In the fall of 2005, after the Senate Judiciary Committee had approved John Robert’s nomination to the Supreme Court by a vote of 13 to 5, I became curious as to why the senior Senator from my State of Illinois had cast one of the “no” votes. I decided to send a letter of inquiry to the Senator via his website to find out. I was 55 years old at the time with this being my first letter to any elected official about any subject.
I had watched a considerable part of the confirmation hearing and thought that Roberts had handled the process quite well. It was fairly obvious that he was quite a conservative nominee, but I did not think that should matter much. He was as qualified as anyone in the United States, even though he was fairly young for a Supreme Court nominee. Somewhat naively, I believed that the vote for his approval, whether in committee or in the full Senate should be based on merit and temperament rather than political drift.
I carefully composed my letter and hit the “send” key. I received a timely, well-written response from the Office of the Senator, and it was more than I had expected. Although the letter had the readability and content of a plain-vanilla reply written for general purposes, it was quite thoughtful and seemed genuine. Actually, I was pleased to have received any response at all. Even though I suspected that the letter had been written by a junior staffer, it seemed to have been well-reasoned and, possibly, honed by the Senator himself prior to distribution. All and all, I was satisfied with his response even though I thought his vote went the wrong way. 4 years later, I am not so sure. Maybe I made a rookie mistake. Who knows? I suspect that it is too early to tell.
It took quite awhile before I wrote another letter. I drafted the next one to Senator Durbin several months ago. I don’t recall much of the specific language, but the gist of my letter centered around the Senator’s whereabouts in the health care debate. I had read his statements on his website, but I was curious as to why his public profile on the topic was so low. This was the period when Baucus and his gang of an indeterminate number ran the health care show (seems like eons ago, doesn’t it?). Was Senator Durbin, as Majority Whip, staying out-of-the-way until final vote tally time, getting ready for the big-whip, or what? Anyway, I thought that I might make a rather general inquiry as to his involvement in the process.

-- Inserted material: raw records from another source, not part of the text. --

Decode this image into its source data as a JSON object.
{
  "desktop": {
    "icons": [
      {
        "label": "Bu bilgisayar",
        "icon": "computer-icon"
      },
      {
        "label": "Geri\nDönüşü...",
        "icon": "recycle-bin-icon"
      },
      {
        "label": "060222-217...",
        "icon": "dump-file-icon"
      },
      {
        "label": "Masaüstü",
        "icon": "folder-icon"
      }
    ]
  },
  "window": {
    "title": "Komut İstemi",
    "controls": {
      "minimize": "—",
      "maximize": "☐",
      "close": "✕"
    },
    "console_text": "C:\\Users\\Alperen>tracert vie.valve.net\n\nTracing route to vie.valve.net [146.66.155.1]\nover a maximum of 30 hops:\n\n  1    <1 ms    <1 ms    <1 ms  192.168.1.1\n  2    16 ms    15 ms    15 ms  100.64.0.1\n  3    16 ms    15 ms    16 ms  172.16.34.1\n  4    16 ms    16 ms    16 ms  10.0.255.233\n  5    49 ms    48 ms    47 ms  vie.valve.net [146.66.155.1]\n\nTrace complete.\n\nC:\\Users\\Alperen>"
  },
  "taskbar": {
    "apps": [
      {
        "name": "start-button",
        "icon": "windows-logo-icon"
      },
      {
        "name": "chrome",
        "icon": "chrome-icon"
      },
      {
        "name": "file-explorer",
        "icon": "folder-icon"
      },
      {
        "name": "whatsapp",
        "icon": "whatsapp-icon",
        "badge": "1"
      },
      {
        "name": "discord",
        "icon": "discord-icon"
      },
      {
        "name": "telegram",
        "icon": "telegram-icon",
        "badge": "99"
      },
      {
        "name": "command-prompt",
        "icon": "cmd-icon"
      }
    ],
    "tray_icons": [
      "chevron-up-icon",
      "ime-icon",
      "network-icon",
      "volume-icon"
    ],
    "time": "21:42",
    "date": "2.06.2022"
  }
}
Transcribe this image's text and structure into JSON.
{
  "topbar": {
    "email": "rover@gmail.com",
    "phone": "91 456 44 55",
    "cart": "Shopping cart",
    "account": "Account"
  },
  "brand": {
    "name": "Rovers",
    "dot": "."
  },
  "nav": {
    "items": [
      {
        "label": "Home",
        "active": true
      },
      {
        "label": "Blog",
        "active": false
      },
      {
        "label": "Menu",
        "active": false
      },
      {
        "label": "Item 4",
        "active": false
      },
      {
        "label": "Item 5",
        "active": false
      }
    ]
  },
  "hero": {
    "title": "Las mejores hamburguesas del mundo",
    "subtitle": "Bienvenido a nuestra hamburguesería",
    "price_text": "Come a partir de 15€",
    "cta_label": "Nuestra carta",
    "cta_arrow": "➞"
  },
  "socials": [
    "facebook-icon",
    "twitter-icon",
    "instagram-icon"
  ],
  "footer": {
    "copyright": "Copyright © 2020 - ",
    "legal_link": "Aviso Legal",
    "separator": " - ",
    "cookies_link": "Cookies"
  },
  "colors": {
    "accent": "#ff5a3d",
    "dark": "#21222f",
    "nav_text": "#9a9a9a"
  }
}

It was about 3 weeks later that I received a reply. OK, a little tardy, but it was a response. It was also, disappointingly, quite general and bland. I remember thinking that it wasn’t much better than a grammatically correct high school term paper. I gave it a grade of C+. It would have been a B- had it been delivered a little more promptly. The letter had not really delivered anything other than the most general of platitudes. Disgusted with this response, I figured that I was done writing letters to my Senator – that is, until I read a short piece by the economist, Paul Krugman.
This is the piece that inspired me to write letter # 3 to Senator Durbin: http://krugman.blogs.nytimes.com/2010/02/05/the-senate-becomes-a-polish-joke/
My letter of inquiry was fired off almost the instant that I had finished reading the Krugman article. I wanted to know what Senator Durbin’s opinion was, if he had one, on the Krugman piece. Was the Senate indeed becoming a joke where, like in 17th century Poland, any Senator could stand up and scream, “No,” and the whole process would come to a halt? It seemed a fair enough question. After all, this was a question from a liberal citizen from Springfield, Illinois, to a liberal Senator from Springfield, Illinois (I believe we even had the same barber in the 1970’s) about a piece written by a liberal economist? This would just be three ordinary, middle-age guys comparing notes, right? Wrong.
It’s been about 5 weeks now, and not a peep. Maybe the interns are on break . . . .
5 years – 3 letters – 2 replies – 1 still in draft form??
(Update May 12, 2010 : A full 2 months since my original inquiry and still no reply. I think it’s safe to assume that I can stop waiting. Not a bit surprised though. I believe that I can safely infer that the Senator’s Office only replies to mail inquiries that are convenient or self-serving.)